(Beginning of RAW DATA)
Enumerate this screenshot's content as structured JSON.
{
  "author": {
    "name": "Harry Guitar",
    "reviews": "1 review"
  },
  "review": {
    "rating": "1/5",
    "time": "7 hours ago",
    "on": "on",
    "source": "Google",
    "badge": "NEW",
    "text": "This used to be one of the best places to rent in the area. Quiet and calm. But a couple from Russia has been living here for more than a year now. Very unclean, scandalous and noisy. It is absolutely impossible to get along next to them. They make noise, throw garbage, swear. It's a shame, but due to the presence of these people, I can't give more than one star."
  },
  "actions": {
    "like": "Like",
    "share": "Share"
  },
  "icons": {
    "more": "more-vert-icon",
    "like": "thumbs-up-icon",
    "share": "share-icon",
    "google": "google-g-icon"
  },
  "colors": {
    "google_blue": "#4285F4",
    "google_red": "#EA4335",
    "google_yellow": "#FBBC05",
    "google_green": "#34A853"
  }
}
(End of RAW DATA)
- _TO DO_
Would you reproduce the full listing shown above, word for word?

- _ANSWER TO THE EXERCISE_
Enumerate this screenshot's content as structured JSON.
{
  "author": {
    "name": "Harry Guitar",
    "reviews": "1 review"
  },
  "review": {
    "rating": "1/5",
    "time": "7 hours ago",
    "on": "on",
    "source": "Google",
    "badge": "NEW",
    "text": "This used to be one of the best places to rent in the area. Quiet and calm. But a couple from Russia has been living here for more than a year now. Very unclean, scandalous and noisy. It is absolutely impossible to get along next to them. They make noise, throw garbage, swear. It's a shame, but due to the presence of these people, I can't give more than one star."
  },
  "actions": {
    "like": "Like",
    "share": "Share"
  },
  "icons": {
    "more": "more-vert-icon",
    "like": "thumbs-up-icon",
    "share": "share-icon",
    "google": "google-g-icon"
  },
  "colors": {
    "google_blue": "#4285F4",
    "google_red": "#EA4335",
    "google_yellow": "#FBBC05",
    "google_green": "#34A853"
  }
}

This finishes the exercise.